WHAT IS EXPECTED. Please give the number of lines in the material below that contain "Oracle", and provide nothing besides that number.

Top of INFORMATION GIVEN

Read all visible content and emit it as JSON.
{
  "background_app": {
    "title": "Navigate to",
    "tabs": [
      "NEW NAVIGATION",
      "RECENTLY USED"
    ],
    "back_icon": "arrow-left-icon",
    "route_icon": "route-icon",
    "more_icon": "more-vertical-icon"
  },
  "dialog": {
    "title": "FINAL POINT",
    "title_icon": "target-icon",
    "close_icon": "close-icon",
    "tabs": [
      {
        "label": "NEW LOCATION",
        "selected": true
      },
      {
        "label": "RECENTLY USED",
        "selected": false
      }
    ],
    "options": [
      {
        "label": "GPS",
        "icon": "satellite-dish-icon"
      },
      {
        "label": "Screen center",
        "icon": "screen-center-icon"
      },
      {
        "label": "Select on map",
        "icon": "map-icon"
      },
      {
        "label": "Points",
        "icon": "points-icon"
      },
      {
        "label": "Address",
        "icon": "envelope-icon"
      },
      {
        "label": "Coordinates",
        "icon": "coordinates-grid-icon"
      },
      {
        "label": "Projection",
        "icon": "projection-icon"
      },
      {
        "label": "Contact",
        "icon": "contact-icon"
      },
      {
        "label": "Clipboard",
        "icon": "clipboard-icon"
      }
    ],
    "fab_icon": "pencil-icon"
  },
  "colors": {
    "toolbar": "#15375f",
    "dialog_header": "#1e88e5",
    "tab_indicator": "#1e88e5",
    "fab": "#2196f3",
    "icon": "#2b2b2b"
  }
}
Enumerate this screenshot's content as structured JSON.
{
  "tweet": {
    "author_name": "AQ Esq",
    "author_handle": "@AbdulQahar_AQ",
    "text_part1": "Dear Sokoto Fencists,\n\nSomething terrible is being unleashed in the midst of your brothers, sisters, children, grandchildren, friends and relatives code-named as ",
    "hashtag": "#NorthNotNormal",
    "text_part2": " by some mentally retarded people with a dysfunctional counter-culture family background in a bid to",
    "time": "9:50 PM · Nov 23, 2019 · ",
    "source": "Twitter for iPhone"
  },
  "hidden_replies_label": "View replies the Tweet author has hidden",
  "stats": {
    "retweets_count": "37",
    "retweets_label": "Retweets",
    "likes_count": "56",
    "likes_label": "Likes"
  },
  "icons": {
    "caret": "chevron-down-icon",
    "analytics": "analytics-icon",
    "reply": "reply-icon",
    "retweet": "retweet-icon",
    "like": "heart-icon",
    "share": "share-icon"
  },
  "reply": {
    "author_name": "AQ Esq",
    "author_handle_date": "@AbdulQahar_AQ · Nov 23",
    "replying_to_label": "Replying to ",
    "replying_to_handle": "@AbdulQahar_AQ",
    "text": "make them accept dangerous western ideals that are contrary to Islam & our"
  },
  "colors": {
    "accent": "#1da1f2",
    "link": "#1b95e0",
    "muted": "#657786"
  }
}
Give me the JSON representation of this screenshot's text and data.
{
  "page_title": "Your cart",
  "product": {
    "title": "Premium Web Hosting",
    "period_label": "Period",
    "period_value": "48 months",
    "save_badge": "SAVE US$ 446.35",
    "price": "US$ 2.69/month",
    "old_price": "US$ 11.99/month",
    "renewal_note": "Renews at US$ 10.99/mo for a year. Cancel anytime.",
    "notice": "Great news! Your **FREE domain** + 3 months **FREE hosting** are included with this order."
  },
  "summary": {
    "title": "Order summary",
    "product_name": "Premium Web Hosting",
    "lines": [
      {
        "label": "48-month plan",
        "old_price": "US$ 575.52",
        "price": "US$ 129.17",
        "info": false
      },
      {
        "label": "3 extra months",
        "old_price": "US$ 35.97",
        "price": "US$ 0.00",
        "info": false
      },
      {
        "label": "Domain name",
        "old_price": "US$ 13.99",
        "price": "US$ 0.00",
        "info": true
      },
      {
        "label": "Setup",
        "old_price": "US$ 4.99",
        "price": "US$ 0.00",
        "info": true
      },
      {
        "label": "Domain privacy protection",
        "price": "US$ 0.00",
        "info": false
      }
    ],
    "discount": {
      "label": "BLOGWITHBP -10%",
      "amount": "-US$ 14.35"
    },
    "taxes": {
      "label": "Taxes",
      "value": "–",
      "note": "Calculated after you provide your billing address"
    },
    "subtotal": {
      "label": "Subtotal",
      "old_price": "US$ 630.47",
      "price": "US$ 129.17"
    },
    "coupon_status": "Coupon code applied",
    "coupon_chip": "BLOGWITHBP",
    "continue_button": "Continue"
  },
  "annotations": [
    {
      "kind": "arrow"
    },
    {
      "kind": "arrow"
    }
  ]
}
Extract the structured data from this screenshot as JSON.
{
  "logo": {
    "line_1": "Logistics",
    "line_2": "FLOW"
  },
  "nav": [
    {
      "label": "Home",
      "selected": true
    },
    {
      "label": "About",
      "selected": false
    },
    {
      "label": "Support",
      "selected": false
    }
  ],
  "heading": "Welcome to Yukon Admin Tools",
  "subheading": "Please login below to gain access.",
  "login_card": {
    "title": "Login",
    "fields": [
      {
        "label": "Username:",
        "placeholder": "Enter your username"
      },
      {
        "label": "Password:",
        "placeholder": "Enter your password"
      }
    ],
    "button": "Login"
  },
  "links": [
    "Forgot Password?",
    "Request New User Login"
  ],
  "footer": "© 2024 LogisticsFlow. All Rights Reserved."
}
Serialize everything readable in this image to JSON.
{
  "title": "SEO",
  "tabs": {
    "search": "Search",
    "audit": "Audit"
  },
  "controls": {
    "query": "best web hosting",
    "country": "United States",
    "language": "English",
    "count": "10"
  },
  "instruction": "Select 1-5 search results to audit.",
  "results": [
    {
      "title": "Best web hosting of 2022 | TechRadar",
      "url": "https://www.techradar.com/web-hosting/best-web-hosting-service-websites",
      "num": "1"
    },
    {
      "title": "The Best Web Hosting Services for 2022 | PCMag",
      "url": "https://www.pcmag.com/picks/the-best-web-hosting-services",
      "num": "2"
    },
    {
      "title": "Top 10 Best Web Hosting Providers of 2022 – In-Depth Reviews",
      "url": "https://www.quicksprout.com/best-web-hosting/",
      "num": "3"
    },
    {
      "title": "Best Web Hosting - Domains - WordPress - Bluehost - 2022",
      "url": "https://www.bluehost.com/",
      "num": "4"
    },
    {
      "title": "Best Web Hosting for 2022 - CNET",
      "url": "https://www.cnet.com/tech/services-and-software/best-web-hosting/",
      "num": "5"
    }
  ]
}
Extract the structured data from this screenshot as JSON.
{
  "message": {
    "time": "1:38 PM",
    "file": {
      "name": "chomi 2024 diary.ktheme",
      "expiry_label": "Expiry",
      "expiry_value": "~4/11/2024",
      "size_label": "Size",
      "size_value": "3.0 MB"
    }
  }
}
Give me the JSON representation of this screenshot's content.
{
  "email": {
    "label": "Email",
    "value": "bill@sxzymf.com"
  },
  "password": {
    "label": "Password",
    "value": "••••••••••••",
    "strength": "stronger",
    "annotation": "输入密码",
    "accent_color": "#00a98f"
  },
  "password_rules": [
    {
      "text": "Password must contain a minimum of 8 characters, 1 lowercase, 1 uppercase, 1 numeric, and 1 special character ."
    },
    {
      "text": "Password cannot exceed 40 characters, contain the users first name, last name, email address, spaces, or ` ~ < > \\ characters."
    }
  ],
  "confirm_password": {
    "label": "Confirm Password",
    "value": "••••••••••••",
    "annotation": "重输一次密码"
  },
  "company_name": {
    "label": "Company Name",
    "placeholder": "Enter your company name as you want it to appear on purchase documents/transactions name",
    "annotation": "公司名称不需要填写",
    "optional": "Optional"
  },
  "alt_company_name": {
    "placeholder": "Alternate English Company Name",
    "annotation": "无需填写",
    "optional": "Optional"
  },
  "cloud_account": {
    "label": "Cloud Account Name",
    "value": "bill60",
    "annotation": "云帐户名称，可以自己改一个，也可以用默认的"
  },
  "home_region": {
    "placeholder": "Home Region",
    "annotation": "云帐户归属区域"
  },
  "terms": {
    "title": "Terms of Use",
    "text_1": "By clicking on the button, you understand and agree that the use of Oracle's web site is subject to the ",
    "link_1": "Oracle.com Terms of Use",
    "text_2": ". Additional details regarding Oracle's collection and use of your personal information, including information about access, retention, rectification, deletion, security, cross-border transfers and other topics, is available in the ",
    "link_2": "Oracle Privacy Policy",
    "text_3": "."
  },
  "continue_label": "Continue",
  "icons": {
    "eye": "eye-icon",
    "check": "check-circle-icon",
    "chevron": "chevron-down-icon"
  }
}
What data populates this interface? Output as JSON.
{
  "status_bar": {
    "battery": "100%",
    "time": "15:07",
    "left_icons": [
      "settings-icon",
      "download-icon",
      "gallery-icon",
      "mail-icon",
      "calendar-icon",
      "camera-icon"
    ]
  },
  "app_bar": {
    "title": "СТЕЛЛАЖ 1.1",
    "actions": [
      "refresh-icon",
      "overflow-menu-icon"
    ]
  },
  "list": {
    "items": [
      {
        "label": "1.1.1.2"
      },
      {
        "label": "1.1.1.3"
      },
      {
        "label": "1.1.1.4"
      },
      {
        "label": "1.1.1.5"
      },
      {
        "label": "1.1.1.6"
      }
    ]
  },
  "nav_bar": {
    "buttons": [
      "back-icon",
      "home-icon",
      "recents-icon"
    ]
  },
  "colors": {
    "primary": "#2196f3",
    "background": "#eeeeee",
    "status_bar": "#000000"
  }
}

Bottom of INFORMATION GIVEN

FINISHED TASK. 4